=== Problem to work on ===
Note each line in the data holding the string "Saturday" and report it.

=== Material for the task ===
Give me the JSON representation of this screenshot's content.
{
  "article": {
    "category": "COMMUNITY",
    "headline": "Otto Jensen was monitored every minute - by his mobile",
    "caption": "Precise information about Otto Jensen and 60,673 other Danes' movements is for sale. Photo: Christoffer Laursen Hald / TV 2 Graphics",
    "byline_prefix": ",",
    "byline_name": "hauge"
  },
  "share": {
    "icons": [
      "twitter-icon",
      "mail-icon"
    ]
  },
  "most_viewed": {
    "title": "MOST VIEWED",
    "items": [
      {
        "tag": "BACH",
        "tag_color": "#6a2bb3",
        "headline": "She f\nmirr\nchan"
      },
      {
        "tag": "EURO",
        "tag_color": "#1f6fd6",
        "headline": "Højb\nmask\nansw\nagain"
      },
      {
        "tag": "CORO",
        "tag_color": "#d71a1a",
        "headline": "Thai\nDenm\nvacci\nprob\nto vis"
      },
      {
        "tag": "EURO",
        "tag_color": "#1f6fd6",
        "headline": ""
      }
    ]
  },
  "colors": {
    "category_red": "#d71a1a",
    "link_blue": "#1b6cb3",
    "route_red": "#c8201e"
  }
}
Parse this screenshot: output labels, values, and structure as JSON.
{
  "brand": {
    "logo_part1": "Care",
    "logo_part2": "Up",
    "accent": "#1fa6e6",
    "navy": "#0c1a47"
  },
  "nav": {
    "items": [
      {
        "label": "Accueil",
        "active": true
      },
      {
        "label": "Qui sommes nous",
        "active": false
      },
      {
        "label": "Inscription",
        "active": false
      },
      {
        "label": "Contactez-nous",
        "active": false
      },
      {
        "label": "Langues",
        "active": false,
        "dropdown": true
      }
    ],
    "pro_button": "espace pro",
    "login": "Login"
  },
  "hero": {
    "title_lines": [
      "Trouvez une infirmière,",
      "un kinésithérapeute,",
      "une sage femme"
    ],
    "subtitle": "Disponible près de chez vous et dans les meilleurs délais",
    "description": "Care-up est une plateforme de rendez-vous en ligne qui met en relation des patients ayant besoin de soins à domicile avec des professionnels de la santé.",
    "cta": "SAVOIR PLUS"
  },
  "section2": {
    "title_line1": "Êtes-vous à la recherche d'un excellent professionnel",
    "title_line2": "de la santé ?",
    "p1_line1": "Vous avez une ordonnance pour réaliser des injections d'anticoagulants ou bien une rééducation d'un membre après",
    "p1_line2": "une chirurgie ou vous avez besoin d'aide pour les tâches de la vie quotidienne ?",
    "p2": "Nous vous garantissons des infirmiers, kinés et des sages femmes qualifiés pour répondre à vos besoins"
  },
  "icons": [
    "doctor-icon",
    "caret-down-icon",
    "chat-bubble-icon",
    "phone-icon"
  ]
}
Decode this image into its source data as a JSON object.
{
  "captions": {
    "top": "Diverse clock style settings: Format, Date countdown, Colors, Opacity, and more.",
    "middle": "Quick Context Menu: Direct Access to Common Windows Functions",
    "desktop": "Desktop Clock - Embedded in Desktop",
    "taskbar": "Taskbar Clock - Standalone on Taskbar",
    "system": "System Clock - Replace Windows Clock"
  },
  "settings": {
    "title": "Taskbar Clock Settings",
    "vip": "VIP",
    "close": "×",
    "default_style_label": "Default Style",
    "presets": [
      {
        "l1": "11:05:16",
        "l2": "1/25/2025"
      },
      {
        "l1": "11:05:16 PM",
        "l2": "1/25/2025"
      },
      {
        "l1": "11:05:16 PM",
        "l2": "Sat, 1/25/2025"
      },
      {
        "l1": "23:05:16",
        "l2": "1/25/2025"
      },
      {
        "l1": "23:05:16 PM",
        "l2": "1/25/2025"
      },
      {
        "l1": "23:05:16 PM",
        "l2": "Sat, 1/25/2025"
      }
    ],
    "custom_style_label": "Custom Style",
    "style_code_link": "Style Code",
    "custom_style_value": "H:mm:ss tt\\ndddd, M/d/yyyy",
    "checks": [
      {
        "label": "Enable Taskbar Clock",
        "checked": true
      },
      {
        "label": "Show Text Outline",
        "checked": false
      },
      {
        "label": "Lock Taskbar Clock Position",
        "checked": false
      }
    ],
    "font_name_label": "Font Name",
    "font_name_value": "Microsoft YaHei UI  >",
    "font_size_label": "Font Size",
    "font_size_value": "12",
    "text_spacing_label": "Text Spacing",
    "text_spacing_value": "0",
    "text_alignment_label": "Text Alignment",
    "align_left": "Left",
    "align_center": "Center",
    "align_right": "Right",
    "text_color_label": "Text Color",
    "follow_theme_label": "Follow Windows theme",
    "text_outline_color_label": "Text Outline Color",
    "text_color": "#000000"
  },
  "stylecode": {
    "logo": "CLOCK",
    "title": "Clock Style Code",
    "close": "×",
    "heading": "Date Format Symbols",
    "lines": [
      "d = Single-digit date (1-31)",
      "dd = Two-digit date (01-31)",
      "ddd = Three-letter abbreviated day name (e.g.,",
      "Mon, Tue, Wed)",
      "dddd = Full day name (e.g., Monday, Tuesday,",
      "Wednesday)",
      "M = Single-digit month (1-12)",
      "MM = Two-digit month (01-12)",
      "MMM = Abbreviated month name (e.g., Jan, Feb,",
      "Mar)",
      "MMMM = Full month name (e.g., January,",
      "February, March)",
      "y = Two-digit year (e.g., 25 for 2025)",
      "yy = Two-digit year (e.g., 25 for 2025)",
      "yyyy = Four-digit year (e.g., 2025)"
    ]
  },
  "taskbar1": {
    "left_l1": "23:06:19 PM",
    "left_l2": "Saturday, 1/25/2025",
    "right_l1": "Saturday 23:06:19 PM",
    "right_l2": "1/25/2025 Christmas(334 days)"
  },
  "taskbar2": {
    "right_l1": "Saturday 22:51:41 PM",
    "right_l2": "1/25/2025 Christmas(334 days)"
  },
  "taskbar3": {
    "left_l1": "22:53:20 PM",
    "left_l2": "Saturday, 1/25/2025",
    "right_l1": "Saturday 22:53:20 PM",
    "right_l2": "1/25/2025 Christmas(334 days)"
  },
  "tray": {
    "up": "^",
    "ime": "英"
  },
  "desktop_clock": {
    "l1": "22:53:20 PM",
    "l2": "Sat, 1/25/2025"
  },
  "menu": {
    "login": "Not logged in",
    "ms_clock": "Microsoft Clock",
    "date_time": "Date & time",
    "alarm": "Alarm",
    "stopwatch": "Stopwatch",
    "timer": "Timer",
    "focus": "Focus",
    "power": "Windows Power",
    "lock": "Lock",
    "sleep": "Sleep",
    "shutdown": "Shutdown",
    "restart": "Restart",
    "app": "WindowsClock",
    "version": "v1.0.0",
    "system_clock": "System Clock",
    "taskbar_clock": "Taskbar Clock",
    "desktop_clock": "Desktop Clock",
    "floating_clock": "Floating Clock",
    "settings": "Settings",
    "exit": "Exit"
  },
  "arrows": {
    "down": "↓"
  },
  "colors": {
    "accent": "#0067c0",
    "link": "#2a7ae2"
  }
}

=== Solution to this task ===
    "left_l2": "Saturday, 1/25/2025",
    "right_l1": "Saturday 23:06:19 PM",
    "right_l1": "Saturday 22:51:41 PM",
    "left_l2": "Saturday, 1/25/2025",
    "right_l1": "Saturday 22:53:20 PM",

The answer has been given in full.